The wider concern, though, was that the Danes seemed to have identified the Irish full-backs, especially Christie, as weaknesses, and Christian Eriksen spent a good portion of his evening trying to play Sisto in behind the Middlesbrough man. With the match still in its infancy, it seemed we might be in for a very anxious night but, in truth, while the wings remained fairly productive for the home side, they were never to open the Irish up to anything like the same extent over the rest of the evening. Headed goalward In the dying minutes, a cross from the same side was headed goalward by substitute Yussuf Poulsen (whose initial omission may well have been a blessing for Ireland), but Randolph reacted well to turn the ball over the bar. In between, there was almost nothing of note from a Danish perspective, and the latest in what is doubtless a very large collection of man of the match awards was handed to Eriksen – presumably because the most obvious alternative was the visiting goalkeeper.
In front of Randolph, much of what went on from an Ireland perspective had a heavily improvised feel about it, with Ireland digging in in numbers and all too rarely doing anything constructive to turn defence into attack. There was all the usual energy, though, and towards the end of the first half they did start to make the occasional foray, most memorably when Jeff Hendrick and Daryl Murphy combined out wide to release Christie, who rounded Larsen rather impressively before Kasper Schmeichel eventually smothered his close-range shot.
Alongside Hendrick in the holding role, Harry Arter had his moments while Robbie Brady, after a poor start, and surprise selection Callum O’Dowda, after an anonymous one, began to make more of an impression. Brady’s set-pieces, though, all aimed at Shane Duffy or captain Ciarán Clark, looked like the only potential source of an Ireland goal that would have been entirely against the run of play. Conceding possession Ireland, as they so often do, made life difficult for themselves by ceding possession at almost every turn. But they coped rather well with the consequences, and Denmark, for all of Eriksen’s apparent eagerness to run the show from 30 metres out, simply could not find a way to create anything of note a little further forward. In their frustration, the handful of shots from distance they attempted were easy pickings for Randolph.
“I think it [Tuesday’s game] will be a different match,” said a hopeful Bendtner. “They know that they can’t play a match where they have to stay so deep. They know they have to come out; they have to try to score. They can’t play a game of this importance for zero-zero. So I think it will be a little more open.
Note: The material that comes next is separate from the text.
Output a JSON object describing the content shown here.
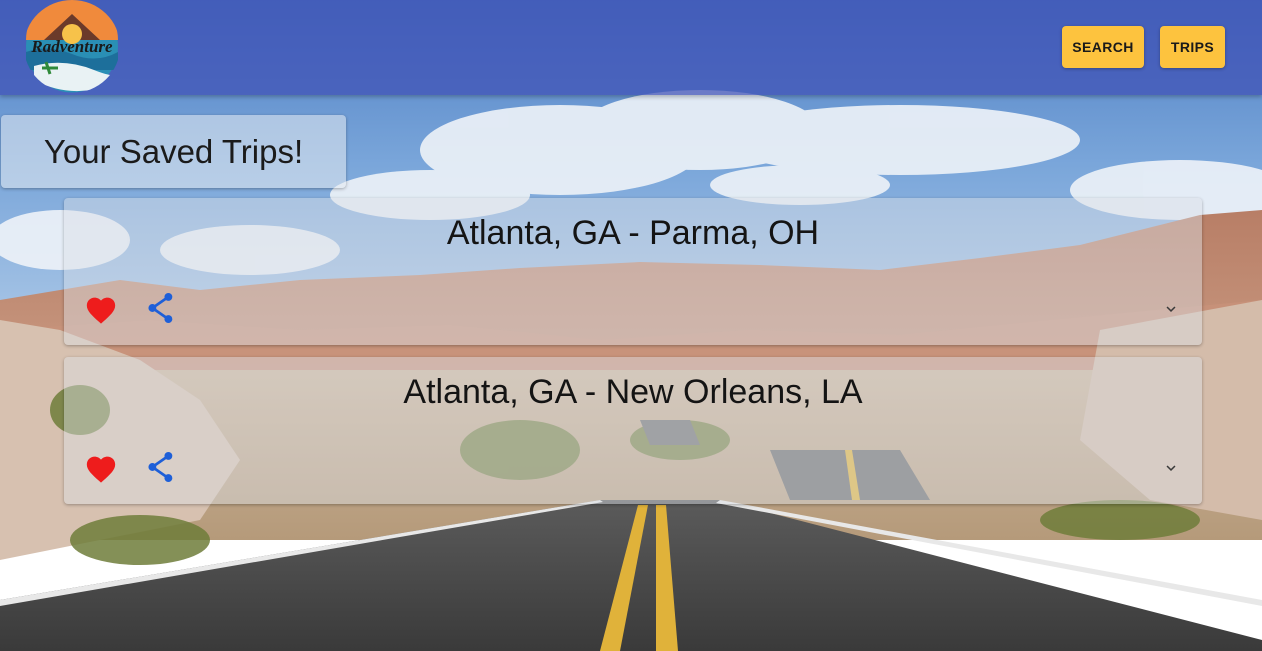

“I think the pitch here was disappointing too,” he continued. “It made it difficult for both teams. But I’ve heard the pitch in Ireland is excellent so I suppose we can play better.”
He had had already endured enough disappointment for one night and so we decided not to mention the rugby.
They can’t play a game of this importance for zero-zero – Nicklas Bendtner
Clockwise from main: Darren Randolph saves from Yussuf Poulsen; Christian Eriksen reacts after the game; Denmark’s goalkeeper Kasper Schmeiche saves from Cyrus Christie.